# [EXCERPTED DATA]
__________

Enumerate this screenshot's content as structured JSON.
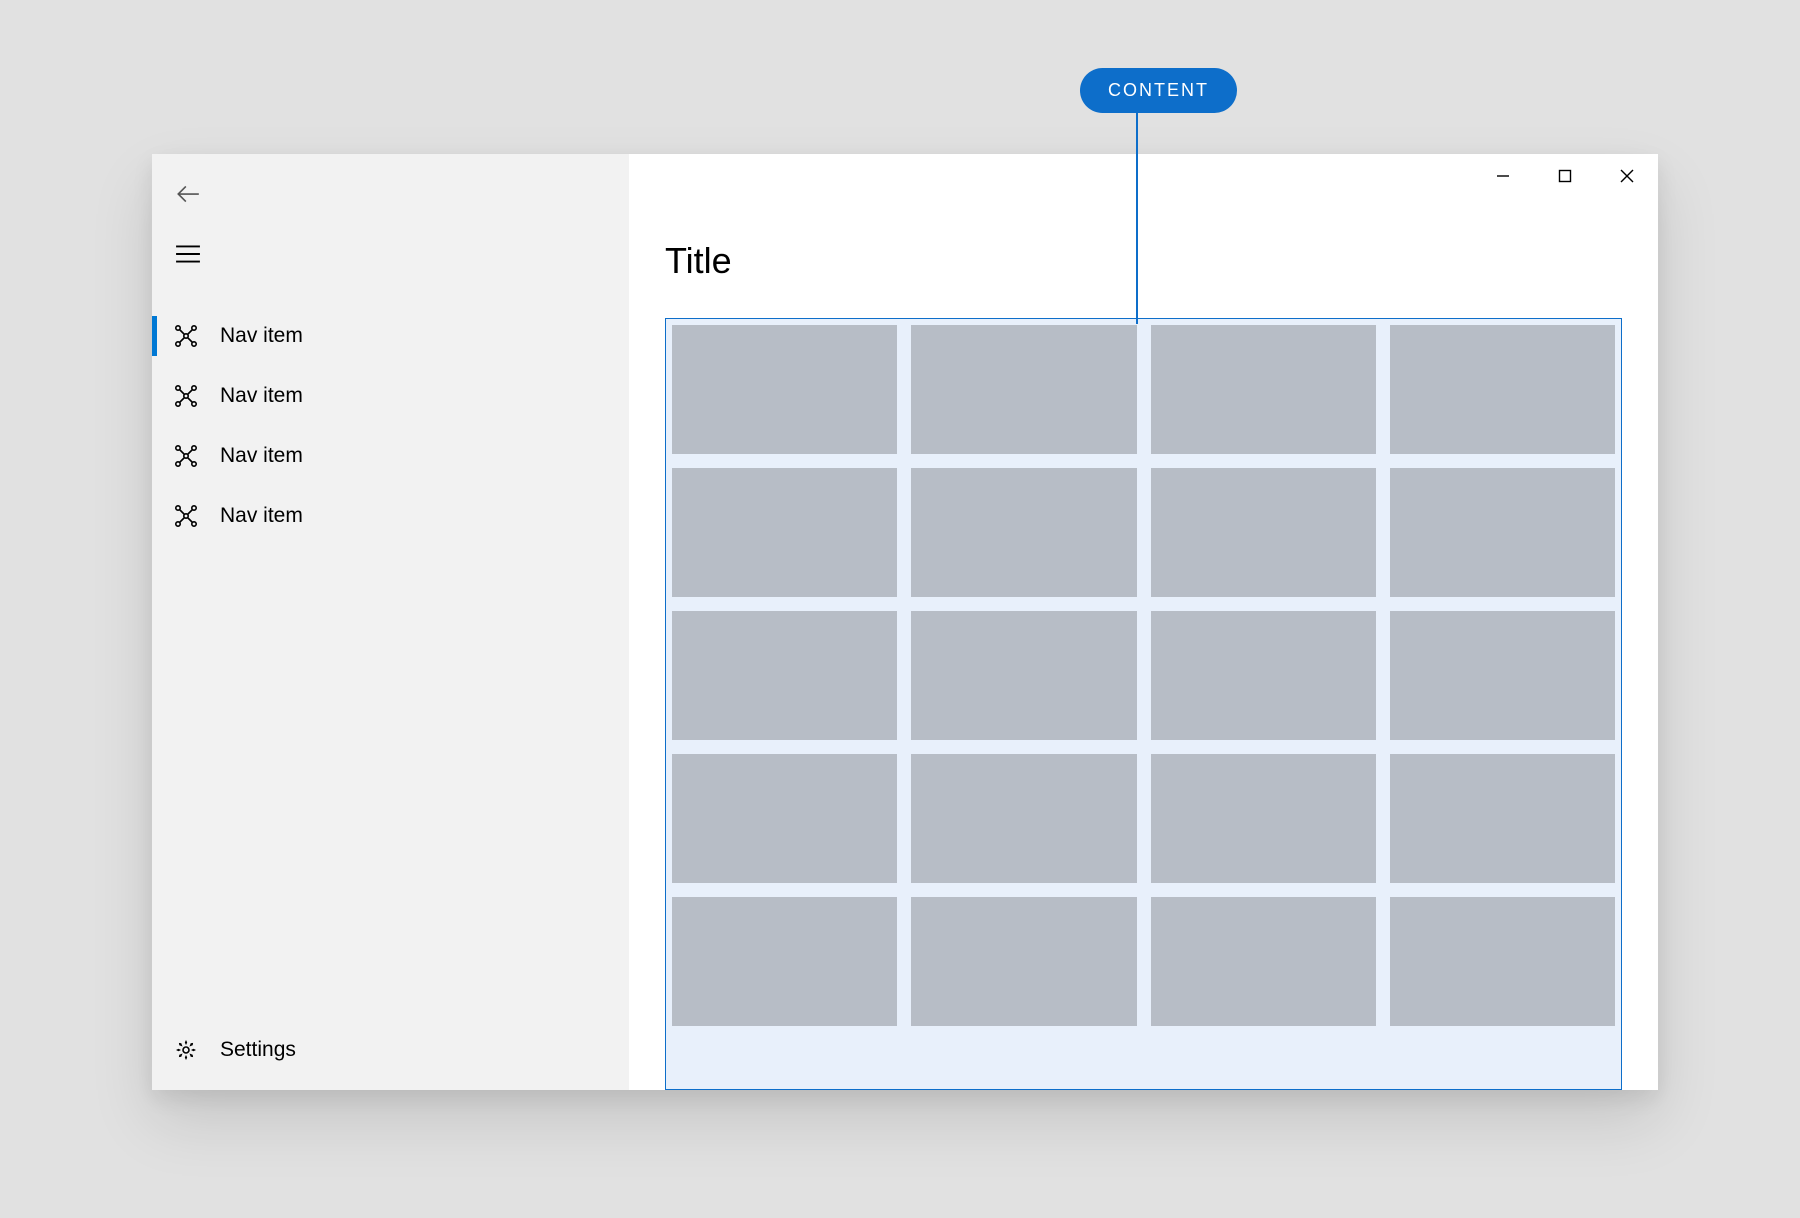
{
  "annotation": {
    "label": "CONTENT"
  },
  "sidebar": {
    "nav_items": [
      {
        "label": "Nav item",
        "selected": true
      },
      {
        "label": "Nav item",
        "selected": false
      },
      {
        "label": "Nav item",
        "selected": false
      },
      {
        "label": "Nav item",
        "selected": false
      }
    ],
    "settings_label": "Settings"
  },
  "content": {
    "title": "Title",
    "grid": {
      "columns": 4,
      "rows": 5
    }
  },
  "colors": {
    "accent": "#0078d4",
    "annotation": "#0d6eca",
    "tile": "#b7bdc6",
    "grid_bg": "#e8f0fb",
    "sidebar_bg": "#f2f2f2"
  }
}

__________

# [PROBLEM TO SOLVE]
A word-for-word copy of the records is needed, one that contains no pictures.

# [EXERCISE RESPONSE]
Enumerate this screenshot's content as structured JSON.
{
  "annotation": {
    "label": "CONTENT"
  },
  "sidebar": {
    "nav_items": [
      {
        "label": "Nav item",
        "selected": true
      },
      {
        "label": "Nav item",
        "selected": false
      },
      {
        "label": "Nav item",
        "selected": false
      },
      {
        "label": "Nav item",
        "selected": false
      }
    ],
    "settings_label": "Settings"
  },
  "content": {
    "title": "Title",
    "grid": {
      "columns": 4,
      "rows": 5
    }
  },
  "colors": {
    "accent": "#0078d4",
    "annotation": "#0d6eca",
    "tile": "#b7bdc6",
    "grid_bg": "#e8f0fb",
    "sidebar_bg": "#f2f2f2"
  }
}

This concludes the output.